The Biologics Price Competition Act (BPCIA) was enacted as part of the Patient Protection and Affordable Care Act, currently under the Supreme Court’s scrutiny. Theoretically, if the Supreme Court holds any aspect of the Act unconstitutional, it can strike it from the books in its entirety. Alternatively, the Court can sever the suspect provisions, and leave the rest of the Act intact. The Court devoted its session on Wednesday to this issue of severability.
The plaintiffs (>20 States and some individuals) argued that the entire Act should be struck down: “If the individual mandate is unconstitutional, then the rest of the Act cannot stand.” Paul Clement, 3/28/12 Transcript at 4. From their questions to counsel, it seems that most of the Justices believe the Court has the power to sever provisions of the Act. The debate was should they sever, and if so, how? As shown in the quotes below, at least a couple Justices seem to think it’s unwise or infeasible for the Court to pick and choose provisions of the Act to preserve.
Several of the Justices explicitly called out the biosimilar provisions as unrelated to the constitutionally suspect mandates for individuals to purchase health insurance. For example, J. Breyer identified the BPCIA, as well as some other provisions as being able to stand on their own:
I would say the Breast Feeding Act, the getting doctors to serve underserved areas, the biosimilar thing and drug regulation, the CLASS Act, those have nothing to do with the stuff that we’ve been talking about yesterday and the day before, okay? So if you ask me at that level, I would say, sure, they have nothing to do with it, they could stand on their own. The Indian thing about helping the underserved Native Americans, all that stuff has nothing to do. Black lung disease, nothing to do with it, okay? So that’s – do you know what you have there? A total off-the-cuff impression. So that’s why I am asking you, what should I do? Tr. at 23. See also Tr. at 14 (Ginsberg).
Nonetheless, two influential Justices, Scalia and Kennedy, at least seemed to be leaning against severing and preserving any provisions, which would lead to the demise of the BPCIA:
“My approach would say if you take the heart out of the statute, the statute’s gone. That enables Congress to – to do what it wants in – in the usual fashion. And it doesn’t inject us into the process of saying: This is good, this is bad, this is good, this is bad. It seems to me it reduces our options the most and increases Congress’s the most.” Tr. at 73. See also Tr. at 10, 35, 38.
When you say judicial restraint, you are echoing the earlier premise that it increases the judicial power if the judiciary strikes down other provisions of the Act. I suggest to you it might be quite the opposite. We would be exercising the judicial power if one Act was – one provision was stricken and the others remained to impose a risk on insurance companies that Congress had never intended. By reason of this Court, we would have a new regime that Congress did not provide for, did not consider.
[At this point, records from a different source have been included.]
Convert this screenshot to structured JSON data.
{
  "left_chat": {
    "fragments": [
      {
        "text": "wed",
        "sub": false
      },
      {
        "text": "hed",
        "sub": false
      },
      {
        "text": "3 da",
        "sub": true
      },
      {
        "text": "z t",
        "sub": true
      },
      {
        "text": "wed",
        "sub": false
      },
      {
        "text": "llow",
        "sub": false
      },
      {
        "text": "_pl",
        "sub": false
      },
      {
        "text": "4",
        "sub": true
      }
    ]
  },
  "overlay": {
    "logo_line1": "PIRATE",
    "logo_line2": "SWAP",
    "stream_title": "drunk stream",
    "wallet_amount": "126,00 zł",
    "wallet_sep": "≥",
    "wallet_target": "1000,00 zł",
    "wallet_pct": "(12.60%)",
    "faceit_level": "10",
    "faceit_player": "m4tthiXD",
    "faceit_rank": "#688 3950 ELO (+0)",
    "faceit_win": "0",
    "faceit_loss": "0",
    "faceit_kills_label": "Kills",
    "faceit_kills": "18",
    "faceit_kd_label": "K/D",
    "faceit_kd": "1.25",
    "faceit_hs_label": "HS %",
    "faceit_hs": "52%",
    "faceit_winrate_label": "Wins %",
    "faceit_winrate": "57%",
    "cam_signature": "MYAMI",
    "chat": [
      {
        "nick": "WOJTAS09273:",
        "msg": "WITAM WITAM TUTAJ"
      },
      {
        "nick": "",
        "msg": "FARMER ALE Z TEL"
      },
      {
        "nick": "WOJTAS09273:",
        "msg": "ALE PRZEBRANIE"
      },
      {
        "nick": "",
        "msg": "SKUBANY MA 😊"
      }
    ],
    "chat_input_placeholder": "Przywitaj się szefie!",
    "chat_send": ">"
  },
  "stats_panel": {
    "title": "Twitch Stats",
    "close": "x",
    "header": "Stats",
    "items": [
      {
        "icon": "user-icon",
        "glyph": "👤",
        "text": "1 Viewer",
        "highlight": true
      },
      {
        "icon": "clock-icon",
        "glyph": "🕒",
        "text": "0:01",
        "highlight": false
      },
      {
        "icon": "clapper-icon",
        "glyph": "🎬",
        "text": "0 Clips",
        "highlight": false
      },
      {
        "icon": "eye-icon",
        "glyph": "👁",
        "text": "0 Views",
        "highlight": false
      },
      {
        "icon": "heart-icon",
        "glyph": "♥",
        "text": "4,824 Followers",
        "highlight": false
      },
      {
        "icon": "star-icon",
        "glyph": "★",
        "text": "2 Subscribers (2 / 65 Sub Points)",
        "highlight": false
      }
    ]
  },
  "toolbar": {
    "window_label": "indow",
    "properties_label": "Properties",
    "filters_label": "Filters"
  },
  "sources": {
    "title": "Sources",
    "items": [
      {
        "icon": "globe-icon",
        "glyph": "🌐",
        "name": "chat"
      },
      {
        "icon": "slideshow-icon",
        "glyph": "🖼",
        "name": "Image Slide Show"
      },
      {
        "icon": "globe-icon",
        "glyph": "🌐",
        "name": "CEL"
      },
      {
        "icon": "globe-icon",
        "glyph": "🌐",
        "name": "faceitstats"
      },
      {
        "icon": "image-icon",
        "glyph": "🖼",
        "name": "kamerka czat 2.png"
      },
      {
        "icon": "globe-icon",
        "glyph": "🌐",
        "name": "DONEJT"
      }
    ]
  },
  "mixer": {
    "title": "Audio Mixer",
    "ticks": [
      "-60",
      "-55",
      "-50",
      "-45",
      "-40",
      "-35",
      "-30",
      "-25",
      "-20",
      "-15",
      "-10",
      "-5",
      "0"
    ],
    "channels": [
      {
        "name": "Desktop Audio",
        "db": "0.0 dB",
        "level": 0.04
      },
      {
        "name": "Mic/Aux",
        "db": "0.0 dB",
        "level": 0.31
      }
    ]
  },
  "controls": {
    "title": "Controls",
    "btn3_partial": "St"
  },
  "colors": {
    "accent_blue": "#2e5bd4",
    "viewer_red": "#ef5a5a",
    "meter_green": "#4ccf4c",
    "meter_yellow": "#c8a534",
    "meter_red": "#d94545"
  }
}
That, it seems to me, can be argued at least to be a more extreme exercise of judicial power than to strike – than striking the whole. … I just don’t accept the premise. Tr. at 36.
Of course, two Justices do not make a majority, and it’s possible that even these Justices, particularly J. Kennedy, were focused on other provisions that directly relate to health care funding. And, severability only becomes an issue if the Court rules that the mandate provisions are unconstitutional. On the other hand, several other Justices, although apparently certain that the “peripheral” provisions should be severed, expressed concerns over the practicality of the Supreme Court pouring over the 2700-page Act to identify what’s appropriate to preserve. So, in a nutshell, there seems like there’s a small, but real chance that the entire act, including the BPCIA, will be struck down. That possibility would leave the stakeholders in the biosimilars space with either the exciting opportunity or the terrifying risk of Congress redesigning the BPCIA from the ground up. One thing is for sure — if the BPCIA is struck down, the long path to the first approval of a biosimilar will get much, much longer.